**Work request**
Lines below containing the word "nats" should be copied out.

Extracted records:
★ ★ ★ ★ ★

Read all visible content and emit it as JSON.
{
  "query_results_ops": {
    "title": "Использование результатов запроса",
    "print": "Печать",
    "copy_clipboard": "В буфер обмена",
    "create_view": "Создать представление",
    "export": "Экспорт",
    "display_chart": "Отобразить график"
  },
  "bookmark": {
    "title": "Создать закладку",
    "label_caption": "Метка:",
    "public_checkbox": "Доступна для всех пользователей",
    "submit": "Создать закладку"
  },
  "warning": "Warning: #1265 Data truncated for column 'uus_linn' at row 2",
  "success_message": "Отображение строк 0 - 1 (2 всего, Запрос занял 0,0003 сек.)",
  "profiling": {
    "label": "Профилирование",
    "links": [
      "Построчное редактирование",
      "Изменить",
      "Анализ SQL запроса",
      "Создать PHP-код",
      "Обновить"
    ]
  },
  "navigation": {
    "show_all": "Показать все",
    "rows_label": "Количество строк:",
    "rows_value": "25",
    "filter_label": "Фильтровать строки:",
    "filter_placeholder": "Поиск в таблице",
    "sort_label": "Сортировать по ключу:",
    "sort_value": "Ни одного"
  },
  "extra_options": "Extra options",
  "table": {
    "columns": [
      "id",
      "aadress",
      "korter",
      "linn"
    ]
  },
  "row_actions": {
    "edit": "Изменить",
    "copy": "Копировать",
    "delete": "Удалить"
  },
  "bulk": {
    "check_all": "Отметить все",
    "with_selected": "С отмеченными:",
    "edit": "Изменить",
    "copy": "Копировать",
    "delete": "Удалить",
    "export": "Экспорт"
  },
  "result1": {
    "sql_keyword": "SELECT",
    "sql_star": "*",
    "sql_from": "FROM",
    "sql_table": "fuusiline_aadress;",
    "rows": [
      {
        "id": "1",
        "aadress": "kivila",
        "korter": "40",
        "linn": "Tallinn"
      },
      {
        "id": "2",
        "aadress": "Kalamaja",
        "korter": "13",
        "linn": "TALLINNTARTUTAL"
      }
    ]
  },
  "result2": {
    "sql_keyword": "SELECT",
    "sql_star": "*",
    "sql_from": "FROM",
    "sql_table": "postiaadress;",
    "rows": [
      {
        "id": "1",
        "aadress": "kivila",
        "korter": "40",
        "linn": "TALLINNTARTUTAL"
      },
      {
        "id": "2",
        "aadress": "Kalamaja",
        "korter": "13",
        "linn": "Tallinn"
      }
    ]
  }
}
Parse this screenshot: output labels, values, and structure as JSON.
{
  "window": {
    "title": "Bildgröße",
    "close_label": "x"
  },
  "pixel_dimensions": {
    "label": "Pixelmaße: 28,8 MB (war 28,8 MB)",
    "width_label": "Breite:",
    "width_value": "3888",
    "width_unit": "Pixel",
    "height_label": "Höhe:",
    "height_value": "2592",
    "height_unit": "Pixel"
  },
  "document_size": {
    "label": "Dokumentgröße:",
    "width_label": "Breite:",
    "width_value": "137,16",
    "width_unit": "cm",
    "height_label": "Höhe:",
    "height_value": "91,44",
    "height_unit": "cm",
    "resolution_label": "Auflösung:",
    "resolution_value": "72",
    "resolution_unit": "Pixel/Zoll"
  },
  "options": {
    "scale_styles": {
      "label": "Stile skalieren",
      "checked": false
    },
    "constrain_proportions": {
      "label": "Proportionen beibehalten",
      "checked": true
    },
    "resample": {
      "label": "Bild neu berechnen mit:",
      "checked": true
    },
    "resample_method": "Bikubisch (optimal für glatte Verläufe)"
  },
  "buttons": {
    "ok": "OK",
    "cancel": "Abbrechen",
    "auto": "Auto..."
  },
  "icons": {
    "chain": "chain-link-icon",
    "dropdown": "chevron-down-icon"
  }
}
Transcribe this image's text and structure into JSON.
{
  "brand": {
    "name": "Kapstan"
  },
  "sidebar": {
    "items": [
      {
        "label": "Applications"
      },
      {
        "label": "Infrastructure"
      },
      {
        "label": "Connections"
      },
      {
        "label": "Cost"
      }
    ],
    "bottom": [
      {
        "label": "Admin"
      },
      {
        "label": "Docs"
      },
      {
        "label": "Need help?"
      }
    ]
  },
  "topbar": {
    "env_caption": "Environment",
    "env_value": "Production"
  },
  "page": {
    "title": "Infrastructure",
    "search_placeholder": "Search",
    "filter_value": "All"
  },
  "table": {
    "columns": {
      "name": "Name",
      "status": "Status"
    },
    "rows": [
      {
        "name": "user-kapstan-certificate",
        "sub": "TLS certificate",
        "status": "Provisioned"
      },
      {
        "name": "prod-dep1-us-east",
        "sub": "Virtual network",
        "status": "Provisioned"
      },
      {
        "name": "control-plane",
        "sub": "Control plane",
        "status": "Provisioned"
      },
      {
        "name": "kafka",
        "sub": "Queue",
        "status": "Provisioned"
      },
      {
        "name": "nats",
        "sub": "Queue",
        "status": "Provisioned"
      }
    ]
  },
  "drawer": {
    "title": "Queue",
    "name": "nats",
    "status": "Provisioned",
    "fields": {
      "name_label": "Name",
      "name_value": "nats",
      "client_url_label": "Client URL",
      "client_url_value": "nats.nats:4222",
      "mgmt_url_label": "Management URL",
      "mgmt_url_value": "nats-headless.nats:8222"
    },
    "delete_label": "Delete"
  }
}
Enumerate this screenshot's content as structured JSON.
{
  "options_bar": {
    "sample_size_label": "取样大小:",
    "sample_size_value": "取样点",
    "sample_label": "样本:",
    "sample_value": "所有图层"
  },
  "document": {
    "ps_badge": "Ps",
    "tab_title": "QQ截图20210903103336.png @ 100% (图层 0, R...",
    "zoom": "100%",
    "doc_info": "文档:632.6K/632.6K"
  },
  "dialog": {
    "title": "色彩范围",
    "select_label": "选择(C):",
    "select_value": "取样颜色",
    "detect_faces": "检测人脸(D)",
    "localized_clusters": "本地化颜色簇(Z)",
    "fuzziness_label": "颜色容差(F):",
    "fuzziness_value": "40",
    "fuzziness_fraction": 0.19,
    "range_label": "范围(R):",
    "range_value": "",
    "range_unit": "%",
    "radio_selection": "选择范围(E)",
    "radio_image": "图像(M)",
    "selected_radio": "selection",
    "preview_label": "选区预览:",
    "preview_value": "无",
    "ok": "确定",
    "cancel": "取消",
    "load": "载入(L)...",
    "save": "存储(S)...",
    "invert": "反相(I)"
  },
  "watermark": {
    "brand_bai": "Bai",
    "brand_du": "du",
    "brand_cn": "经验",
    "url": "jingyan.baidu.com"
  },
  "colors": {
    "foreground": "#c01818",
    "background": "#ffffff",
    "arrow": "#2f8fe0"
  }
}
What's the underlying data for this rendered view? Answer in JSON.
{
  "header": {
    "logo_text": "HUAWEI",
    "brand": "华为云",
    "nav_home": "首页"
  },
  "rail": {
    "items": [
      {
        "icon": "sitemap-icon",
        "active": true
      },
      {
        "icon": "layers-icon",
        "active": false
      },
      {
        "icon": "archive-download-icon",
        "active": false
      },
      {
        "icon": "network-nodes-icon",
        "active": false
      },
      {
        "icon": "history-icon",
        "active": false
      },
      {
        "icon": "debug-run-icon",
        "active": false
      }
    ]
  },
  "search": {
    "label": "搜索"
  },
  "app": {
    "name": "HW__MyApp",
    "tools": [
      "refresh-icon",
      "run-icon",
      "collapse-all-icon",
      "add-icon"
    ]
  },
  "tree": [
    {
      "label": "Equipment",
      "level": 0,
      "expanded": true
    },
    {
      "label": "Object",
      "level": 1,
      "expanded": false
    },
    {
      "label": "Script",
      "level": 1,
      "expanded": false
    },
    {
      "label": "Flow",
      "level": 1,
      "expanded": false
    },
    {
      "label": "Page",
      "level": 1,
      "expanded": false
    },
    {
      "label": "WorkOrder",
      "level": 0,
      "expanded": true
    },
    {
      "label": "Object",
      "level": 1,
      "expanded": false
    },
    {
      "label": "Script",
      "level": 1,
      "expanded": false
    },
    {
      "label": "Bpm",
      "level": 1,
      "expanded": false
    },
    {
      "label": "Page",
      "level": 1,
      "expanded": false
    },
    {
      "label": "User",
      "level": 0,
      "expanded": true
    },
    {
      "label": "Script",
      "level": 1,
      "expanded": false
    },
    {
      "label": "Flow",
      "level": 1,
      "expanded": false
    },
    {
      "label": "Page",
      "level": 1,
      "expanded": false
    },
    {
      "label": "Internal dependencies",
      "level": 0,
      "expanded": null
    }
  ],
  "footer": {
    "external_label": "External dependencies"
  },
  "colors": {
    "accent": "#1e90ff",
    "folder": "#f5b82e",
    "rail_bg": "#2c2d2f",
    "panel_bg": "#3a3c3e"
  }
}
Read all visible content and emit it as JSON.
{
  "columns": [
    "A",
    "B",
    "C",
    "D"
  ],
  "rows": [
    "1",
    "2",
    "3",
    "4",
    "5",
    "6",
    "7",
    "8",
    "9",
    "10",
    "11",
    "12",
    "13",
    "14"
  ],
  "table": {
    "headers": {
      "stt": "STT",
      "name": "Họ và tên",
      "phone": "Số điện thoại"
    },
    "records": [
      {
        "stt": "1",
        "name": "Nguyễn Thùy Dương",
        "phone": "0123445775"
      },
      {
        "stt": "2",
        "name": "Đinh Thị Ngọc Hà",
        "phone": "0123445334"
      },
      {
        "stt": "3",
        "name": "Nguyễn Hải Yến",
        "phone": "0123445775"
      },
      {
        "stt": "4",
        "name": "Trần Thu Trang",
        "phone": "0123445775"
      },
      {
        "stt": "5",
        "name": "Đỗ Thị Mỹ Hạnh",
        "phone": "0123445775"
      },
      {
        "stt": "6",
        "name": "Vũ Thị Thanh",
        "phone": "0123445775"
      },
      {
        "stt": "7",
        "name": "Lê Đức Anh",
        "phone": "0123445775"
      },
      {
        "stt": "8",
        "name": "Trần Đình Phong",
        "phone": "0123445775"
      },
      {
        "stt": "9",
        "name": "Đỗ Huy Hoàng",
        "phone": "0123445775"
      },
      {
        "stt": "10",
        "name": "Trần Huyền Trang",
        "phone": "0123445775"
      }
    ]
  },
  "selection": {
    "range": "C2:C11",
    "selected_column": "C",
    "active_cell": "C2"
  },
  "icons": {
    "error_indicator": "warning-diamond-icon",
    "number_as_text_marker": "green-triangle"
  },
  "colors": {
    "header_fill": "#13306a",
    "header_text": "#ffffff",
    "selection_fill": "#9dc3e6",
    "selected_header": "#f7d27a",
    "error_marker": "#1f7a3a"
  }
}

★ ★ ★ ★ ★

**Problem solution**
        "name": "nats",
    "name": "nats",
      "name_value": "nats",
      "client_url_value": "nats.nats:4222",
      "mgmt_url_value": "nats-headless.nats:8222"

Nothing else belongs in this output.